An acting assistant secretary for the U.S Department of State sat down for a roundtable discussion with UNLV students to highlight career opportunities in the foreign service and the safety of journalism.
Las Vegas was one of three stops Elizabeth Trudeau, with the Bureau of Global Affairs, made in her five-day trip on Sept. 8, according to the U.S Department of State.
Trudeau believes that diversity and equity has been a problem for over 200 years at the department. She is currently working with the Biden administration to address diversity and equality issues by reaching out to students at UNLV and similar institutions in hopes of bringing D.C. to their classroom.
“In the past, those who were able to work at the state department needed to be ‘pale, male, and yale,’ but that simply isn’t the case anymore,” said Trudeau. “That’s why we are visiting schools like UNLV in hopes to bridge the workforce gap.”
Journalism students and professors chimed in on the conversation with questions about how to repair the damaged relationship between the government and media industry.
During the talk, Trudeau also took some time to discuss the safety of journalists in the U.S.
“This event is terrifying for young journalists,” Trudeau said, referencing the recent slaying of Las Vegas Review-Journal investigative reporter Jeff German.
German was found outside the side of his house with several stabwounds, according to the Las Vegas Metropolitan Police Department in a press conference. The police have made an arrest of Robert Telles, who police believe is the lead suspect and a politician that German exposed.
“The threat to journalists is real and growing,” Trudeau said, “And events in Las Vegas are nearly comparable to incidents happening overseas to other journalists.”
Although German’s murder was comparable to incidents journalists overseas, he’s currently the only journalist murdered for their investigative work in the U.S. since 2007, according to multiple sources.
Globally the amount of journalists being killed is going up, according to Trudeau.
She also said that organizations like Reporters Without Borders and the Committee to Protect Journalists need to work together with government agencies to increase trust in reporting and protecting journalists.
In the wake of misinformation running rampant through the Russian-Ukrainian war, Trudeau referenced how journalists globally have to deal with the ramifications of this information being spread.
Mary Blankenship, a UNLV graduate student and Ukranian who specializes in Russian propaganda, states that its illegal for journalists to call events in Ukraine a war.
“You can go to jail for 15 years if you spread what the government terms as ‘fake news,’ what they consider an inaccurate description of calling the situation in Ukraine a war,” Blankenship stated in a past interview.

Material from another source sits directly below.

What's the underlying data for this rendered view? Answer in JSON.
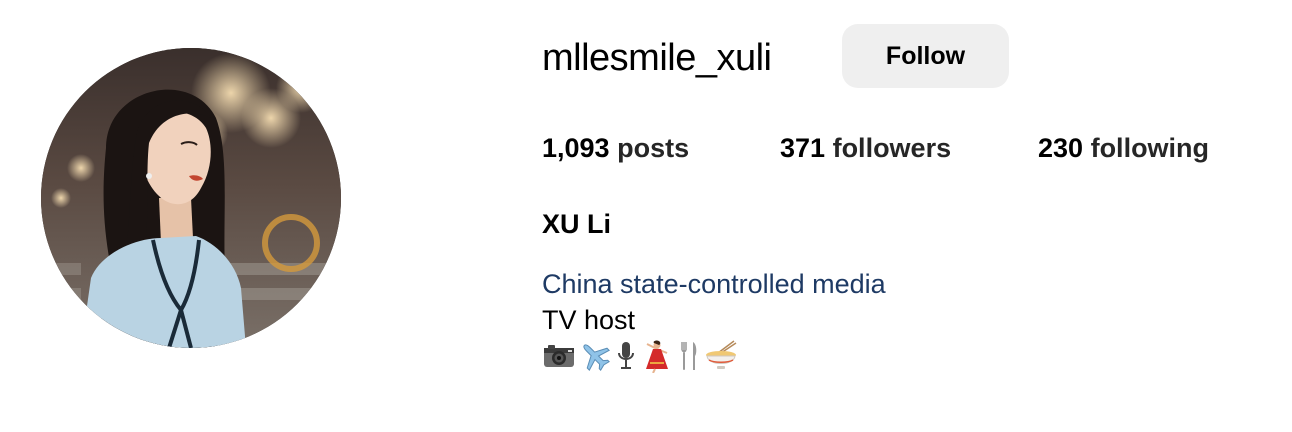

Trudeau closed the roundtable discussion by advising students to explore all of their opportunities and use their unique skills that come with being a journalism student.
“Journalism students are coveted in government agency spaces because they always have their antenna up,” said Trudeau. “They are well spoken, knowledgeable, and have unique transferable skills that other majors may not have.”
Prior to her work in the state department, Trudeau was a journalism student who worked in the field. After that, she worked in non-governmental roles, attaché roles and jumped to representing the foreign service in a larger capacity as the acting assistant secretary for the Bureau of Global Public Affairs.
As a part of Trudeau’s visiting tour, she plans to stop in Houston to meet with Fulbright alumni and engage in other university roundtable discussions with students.